Volunteering at an education booth at Minnesota’s State Fair let me observe parent-child interactions as passers-by tried toothpick puzzles along our front counter as well as trivia questions on the boards behind us.

Most parents lovingly encouraged their children, but a few incidents triggered this blog’s topic: Telling your children, “You’re so smart!” can stunt their academic ability.

Carol Dweck’s groundbreaking research at Stanford showed that children develop either an effort-based or ability-based mindset toward their own capabilities. An effort-based child says, “If I work hard enough, I can do this”—and often perseveres on difficult tasks.

An ability-based child says, “I’m good at [or not good at] this kind of puzzle”—and often shuts down if they can’t succeed right away. How parents and teachers talk about children’s abilities plays a huge role in creating mindsets. (Check out this video for more information.)

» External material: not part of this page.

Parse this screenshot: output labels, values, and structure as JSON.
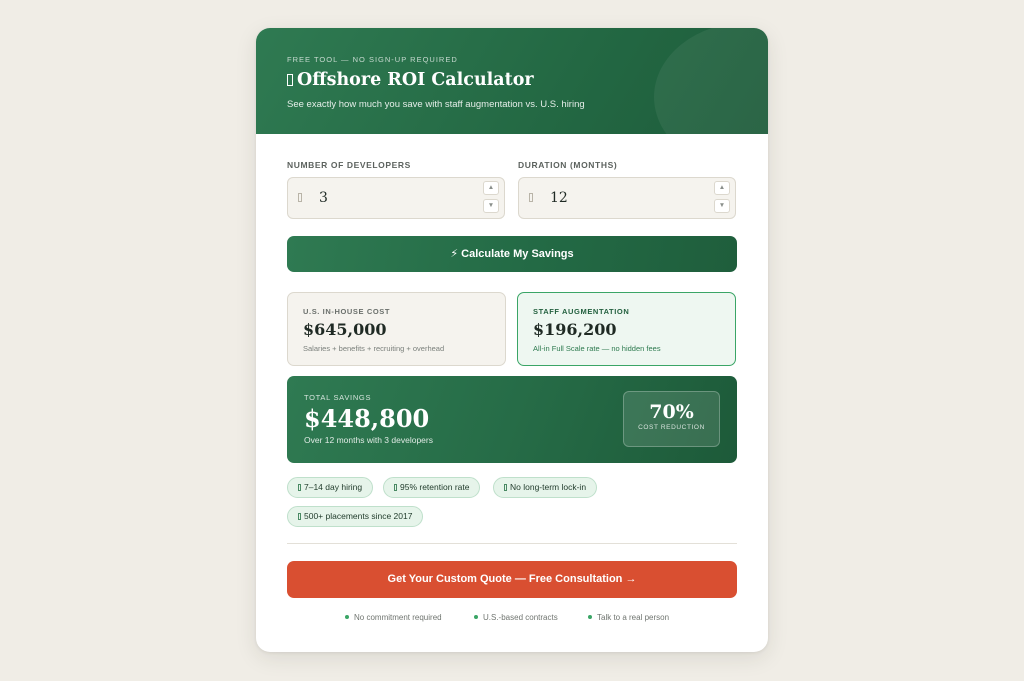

It turns out that perseverance, not innate ability, is the real key to smartness. So, set up a few toothpick puzzles for your child (google the term and you’ll find lots of examples) and try out these phrases to develop an effort-based mindset in your child:

  • If your child struggles with the puzzle, say, “This one might take a bit more time and effort,” rather than, “This one is hard, isn’t it?”
  • Instead of, “You’re so good with these puzzles,” say, “You really concentrate and work hard with these kinds of puzzles.”
  • Instead of, “Here, let me show you,” give a hint that helps them think about it differently, such as, “How many toothpicks are there? Now, what do you know about squares that might help you solve this?” or “Look again and see if you can tell me which toothpick is positioned differently.”

A few parents failed to give their children enough time, hustling them off, or worse, reached over their shoulders to move toothpicks into place, saying, “This one is too hard for you.” Others said, “Your sister is better at these. Why don’t you let her try?” Or, “Why would you want to stop here? You don’t like these kinds of puzzles.” Or, “I was never good at these—don’t worry if you can’t do it.” All of these hint that intelligence is fixed—and that the child may fail no matter how hard they try.

Compare that to the young teen who systematically worked through each puzzle and trivia question, taking his time, until his father said, “Come on, everyone else is waiting for us,” to which the boy replied, “But this is the best thing at the Fair—why can’t I finish?” That father stared at his son for a minute in puzzlement, then nodded and settled into studying all of the trivia questions himself.

Everyone who took time at our booth, and maybe got a few hints that supported independent thinking, solved every puzzle. Effort creates ability—that’s a mindset to work on.

By Jane Kise, Ed.D. – Educational Advisor and Consultant
Jane  writes an insightful post every Tuesday for Kidtelligent. Jane is an educational consultant, specializing in teambuilding, coaching, and school staff development. She is also the coauthor of more than 20 books. Jane’s website  is